Dataset rows for apps and sites:
════
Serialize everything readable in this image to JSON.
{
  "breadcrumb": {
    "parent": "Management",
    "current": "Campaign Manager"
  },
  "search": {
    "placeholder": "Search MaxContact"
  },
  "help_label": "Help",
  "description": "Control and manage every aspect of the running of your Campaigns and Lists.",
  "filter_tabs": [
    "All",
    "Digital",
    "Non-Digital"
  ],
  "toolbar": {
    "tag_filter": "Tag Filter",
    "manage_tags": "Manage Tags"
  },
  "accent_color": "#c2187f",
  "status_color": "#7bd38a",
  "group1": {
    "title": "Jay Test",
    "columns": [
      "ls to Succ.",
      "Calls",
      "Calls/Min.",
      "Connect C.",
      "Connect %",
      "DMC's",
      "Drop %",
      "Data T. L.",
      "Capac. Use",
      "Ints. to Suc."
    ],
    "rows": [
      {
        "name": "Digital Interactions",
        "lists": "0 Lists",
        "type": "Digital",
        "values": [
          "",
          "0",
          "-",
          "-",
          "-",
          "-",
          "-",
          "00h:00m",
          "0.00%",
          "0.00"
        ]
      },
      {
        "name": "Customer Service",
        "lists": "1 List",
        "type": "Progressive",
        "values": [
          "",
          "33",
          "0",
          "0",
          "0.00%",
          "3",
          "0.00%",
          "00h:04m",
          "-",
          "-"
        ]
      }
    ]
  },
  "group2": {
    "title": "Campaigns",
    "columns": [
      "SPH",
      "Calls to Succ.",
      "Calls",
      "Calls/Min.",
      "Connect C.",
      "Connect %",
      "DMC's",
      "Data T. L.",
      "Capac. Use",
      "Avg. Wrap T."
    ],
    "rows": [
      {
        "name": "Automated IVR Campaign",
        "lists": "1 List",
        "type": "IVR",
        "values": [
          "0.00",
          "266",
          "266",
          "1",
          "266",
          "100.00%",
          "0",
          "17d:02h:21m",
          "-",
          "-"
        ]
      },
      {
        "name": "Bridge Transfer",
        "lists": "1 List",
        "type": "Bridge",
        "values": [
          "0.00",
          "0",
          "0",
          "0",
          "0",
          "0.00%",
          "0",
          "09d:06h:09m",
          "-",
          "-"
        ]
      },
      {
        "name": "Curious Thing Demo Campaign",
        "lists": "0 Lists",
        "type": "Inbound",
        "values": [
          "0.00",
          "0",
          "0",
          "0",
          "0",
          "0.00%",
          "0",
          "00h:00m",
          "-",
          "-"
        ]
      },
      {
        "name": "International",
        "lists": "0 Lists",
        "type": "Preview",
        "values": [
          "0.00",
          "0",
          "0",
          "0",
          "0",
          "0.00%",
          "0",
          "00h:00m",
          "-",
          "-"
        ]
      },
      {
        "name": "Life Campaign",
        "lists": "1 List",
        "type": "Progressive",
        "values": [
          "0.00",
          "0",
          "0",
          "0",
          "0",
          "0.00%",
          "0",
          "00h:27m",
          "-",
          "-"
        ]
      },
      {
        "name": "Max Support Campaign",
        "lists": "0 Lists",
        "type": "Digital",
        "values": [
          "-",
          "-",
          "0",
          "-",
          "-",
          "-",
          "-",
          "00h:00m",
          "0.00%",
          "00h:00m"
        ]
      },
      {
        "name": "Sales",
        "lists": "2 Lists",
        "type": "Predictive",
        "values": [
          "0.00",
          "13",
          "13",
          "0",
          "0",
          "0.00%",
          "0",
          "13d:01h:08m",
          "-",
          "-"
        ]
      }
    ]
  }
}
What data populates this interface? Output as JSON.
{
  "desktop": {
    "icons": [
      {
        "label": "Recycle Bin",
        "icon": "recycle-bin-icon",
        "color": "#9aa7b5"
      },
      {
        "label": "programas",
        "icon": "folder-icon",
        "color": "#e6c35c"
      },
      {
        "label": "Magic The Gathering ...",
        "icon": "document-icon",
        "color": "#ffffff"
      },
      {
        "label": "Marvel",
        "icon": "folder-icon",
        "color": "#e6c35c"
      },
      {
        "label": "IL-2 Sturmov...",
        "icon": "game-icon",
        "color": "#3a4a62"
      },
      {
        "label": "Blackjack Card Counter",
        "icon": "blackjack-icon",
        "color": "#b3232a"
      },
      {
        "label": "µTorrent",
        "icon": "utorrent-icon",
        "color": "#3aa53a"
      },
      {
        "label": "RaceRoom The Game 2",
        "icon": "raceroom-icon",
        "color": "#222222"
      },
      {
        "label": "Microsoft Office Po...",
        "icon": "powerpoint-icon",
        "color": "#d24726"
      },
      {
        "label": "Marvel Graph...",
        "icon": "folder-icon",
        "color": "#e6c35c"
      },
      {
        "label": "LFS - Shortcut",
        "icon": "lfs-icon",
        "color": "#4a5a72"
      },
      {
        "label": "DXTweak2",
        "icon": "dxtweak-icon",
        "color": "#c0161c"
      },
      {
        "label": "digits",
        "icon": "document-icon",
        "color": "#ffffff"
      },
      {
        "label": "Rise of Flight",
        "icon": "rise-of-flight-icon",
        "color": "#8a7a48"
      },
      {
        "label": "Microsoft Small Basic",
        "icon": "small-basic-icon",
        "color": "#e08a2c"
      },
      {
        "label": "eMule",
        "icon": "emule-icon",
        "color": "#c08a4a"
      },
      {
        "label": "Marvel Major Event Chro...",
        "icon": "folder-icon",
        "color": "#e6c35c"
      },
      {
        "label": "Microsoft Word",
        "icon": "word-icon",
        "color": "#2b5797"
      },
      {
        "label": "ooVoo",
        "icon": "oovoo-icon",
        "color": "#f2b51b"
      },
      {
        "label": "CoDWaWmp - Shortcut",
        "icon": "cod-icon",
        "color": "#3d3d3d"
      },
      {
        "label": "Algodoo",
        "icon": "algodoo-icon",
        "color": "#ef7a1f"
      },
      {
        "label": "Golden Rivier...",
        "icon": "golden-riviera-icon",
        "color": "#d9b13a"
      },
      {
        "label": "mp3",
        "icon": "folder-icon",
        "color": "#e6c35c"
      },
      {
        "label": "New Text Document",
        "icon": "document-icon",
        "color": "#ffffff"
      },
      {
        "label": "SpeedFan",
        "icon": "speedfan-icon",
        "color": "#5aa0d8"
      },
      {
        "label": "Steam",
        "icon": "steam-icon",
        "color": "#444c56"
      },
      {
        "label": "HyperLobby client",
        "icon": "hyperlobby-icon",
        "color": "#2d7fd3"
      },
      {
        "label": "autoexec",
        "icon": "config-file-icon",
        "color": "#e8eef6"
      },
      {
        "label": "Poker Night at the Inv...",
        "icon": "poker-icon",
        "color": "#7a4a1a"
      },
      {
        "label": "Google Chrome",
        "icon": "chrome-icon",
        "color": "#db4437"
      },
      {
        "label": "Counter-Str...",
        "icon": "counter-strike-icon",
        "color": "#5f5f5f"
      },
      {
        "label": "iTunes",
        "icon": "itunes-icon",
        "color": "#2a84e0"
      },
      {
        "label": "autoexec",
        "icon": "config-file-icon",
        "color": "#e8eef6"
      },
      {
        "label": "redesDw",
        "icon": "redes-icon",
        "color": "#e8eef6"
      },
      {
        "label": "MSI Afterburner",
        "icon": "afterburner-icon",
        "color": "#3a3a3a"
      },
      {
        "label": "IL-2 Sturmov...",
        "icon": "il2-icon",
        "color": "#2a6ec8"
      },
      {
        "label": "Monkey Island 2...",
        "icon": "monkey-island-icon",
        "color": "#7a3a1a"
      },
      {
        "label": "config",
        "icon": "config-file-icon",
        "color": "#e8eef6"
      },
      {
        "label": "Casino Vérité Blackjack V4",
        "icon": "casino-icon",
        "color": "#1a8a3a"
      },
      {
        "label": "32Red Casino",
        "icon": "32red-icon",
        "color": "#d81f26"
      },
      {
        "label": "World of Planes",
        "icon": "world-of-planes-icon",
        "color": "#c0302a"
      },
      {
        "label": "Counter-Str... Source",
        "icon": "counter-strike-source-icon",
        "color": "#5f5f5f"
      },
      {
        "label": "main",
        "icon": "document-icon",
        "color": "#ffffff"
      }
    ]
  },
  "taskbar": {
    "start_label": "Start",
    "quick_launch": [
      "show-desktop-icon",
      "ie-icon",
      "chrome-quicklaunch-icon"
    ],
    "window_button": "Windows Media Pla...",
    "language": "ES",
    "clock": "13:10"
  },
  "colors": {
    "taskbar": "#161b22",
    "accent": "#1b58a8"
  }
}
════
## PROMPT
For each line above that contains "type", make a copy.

## THE COMPLETED TASK
        "type": "Digital",
        "type": "Progressive",
        "type": "IVR",
        "type": "Bridge",
        "type": "Inbound",
        "type": "Preview",
        "type": "Progressive",
        "type": "Digital",
        "type": "Predictive",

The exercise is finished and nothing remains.